Whatever you call it where you work, the giveaway or share table may shed insight into your company culture—or just exist as a “purgatory of stuff.”
An article in the September 2011 of O Magazine caught our eye when it described the giveaway tables at the magazine’s New York City offices that helped get it cited for infractions at its last building inspection (hope that was a joke).
We do have share tables at BLR—in fact, that’s where we found the O Magazine! Our Nashville staff reports that its table contains the usual books and catalogs, but also an admirable supply of overflow fruits and veggies, including a variety of hot peppers, from employees’ gardens, along with the usual boxes of tea, granola bars, and leftover cookies and baked goods from undetermined events.

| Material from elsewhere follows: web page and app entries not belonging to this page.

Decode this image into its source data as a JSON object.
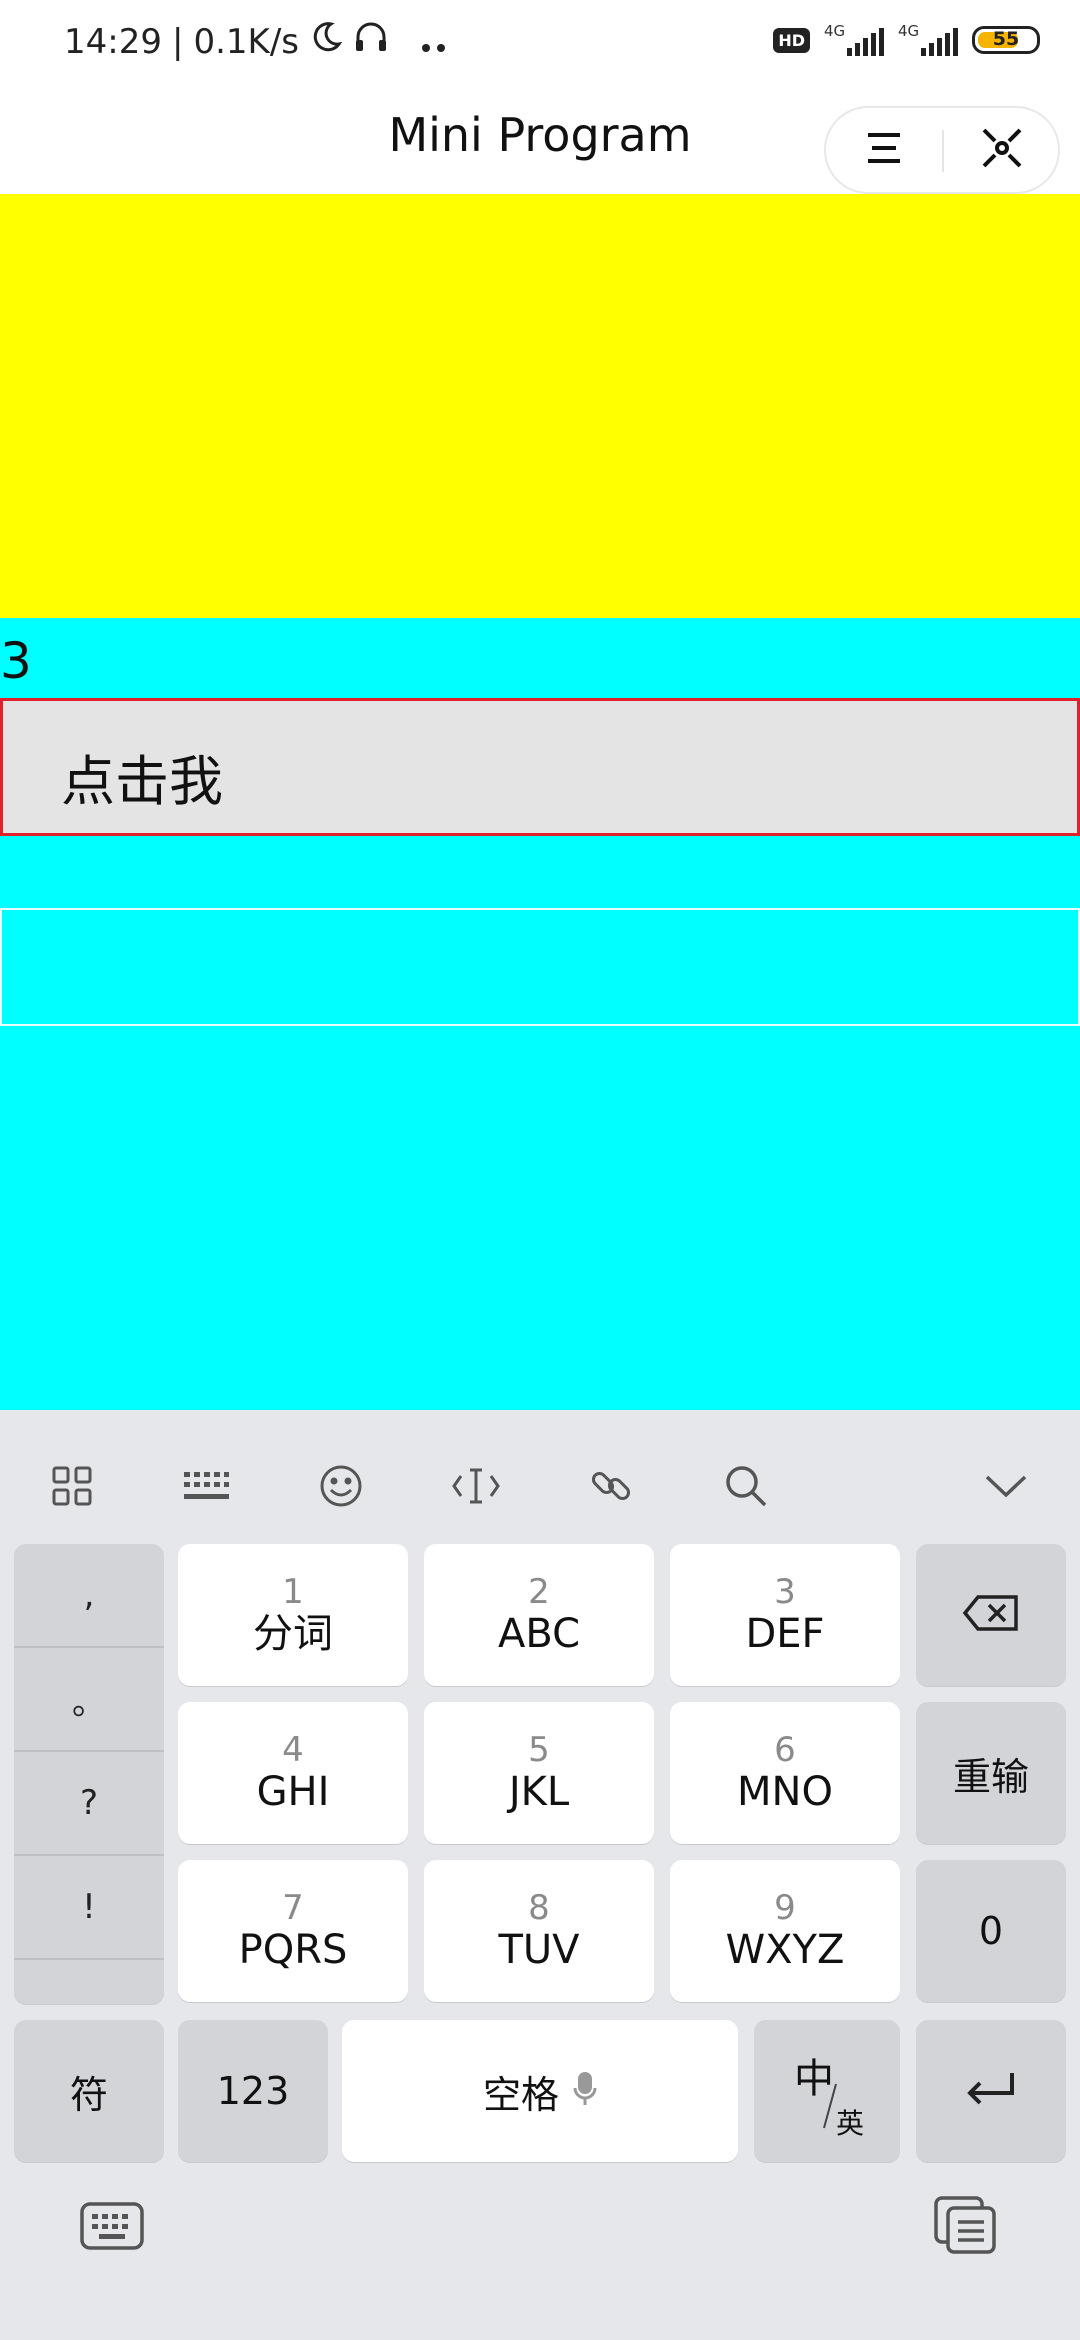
{
  "status_bar": {
    "time": "14:29",
    "separator": "|",
    "net_speed": "0.1K/s",
    "hd_badge": "HD",
    "sim1_net": "4G",
    "sim2_net": "4G",
    "battery": "55",
    "icons": [
      "moon-icon",
      "headset-icon",
      "dots-icon",
      "hd-icon",
      "signal-icon",
      "signal-icon",
      "battery-icon"
    ]
  },
  "nav": {
    "title": "Mini Program",
    "menu_icon": "menu-icon",
    "close_icon": "close-icon"
  },
  "content": {
    "counter": "3",
    "button_label": "点击我",
    "input_value": "",
    "colors": {
      "top_block": "#ffff00",
      "main_block": "#00ffff",
      "button_border": "#e0202a"
    }
  },
  "keyboard": {
    "toolbar_icons": [
      "grid-icon",
      "keyboard-icon",
      "emoji-icon",
      "cursor-icon",
      "link-icon",
      "search-icon",
      "collapse-icon"
    ],
    "punctuation": [
      ",",
      "。",
      "?",
      "!",
      ""
    ],
    "keys": [
      {
        "num": "1",
        "letters": "分词"
      },
      {
        "num": "2",
        "letters": "ABC"
      },
      {
        "num": "3",
        "letters": "DEF"
      },
      {
        "num": "4",
        "letters": "GHI"
      },
      {
        "num": "5",
        "letters": "JKL"
      },
      {
        "num": "6",
        "letters": "MNO"
      },
      {
        "num": "7",
        "letters": "PQRS"
      },
      {
        "num": "8",
        "letters": "TUV"
      },
      {
        "num": "9",
        "letters": "WXYZ"
      }
    ],
    "reenter": "重输",
    "zero": "0",
    "symbols": "符",
    "numbers": "123",
    "space": "空格",
    "lang_main": "中",
    "lang_sub": "英",
    "backspace_icon": "backspace-icon",
    "enter_icon": "enter-icon",
    "mic_icon": "mic-icon",
    "bottom_icons": [
      "keyboard-switch-icon",
      "clipboard-icon"
    ]
  }
}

One editor tried having a coupon share table, but reported that employees knew how to get the coupons out of the envelopes (cereal, juices, etc.) to look over, but somehow couldn’t figure out how to put them back into the envelopes!
The Connecticut share table can be good (leftovers from the anniversary luncheon, cookbooks and knitting patterns), funky (old Happy Meal prizes, glitter balls, and other trade show toys), or stuff that doesn’t quite make it to the tag sale (chipped cups, warped baskets, and music tapes from one-hit wonders).
The most unusual offerings we’ve heard about were an unopened package of adult disposable diapers, a mysterious platter of Dayglow-orange barbequed legs (we couldn’t tell if they were chicken or turkey), and a framed picture of Abraham Lincoln.
Some offerings even recycle themselves, as when a lampshade made two back-to-back appearances.
But oh, the treasures that abound on the ultimate giveaway table at O! Writer Meredith Bryan describes their “transcendent” giveaway table, loaded with a “bounty of self-help tomes, olive oils, doggie outfits, PBA-free water bottles, biscotti, shape-wear, plastic martini glasses, flip flops, and organic cleaning products, replenished daily with items leftover from photo shoots or sent by helpful publicists.”
However great this sounds, Bryan says the pile can rise mighty high with the usual castoffs such as VHS and Beta tapes and packaged snacks.
O contributor and master organizer Peter Walsh says that while he knows that workplace giveaway tables are “well-intentioned,” such as when a group shares leftovers from a meeting with colleagues, they often just turn into an unsightly and unhealthy “purgatory of stuff.”
How about the one in your workplace? Send us your stories of the most unusual items.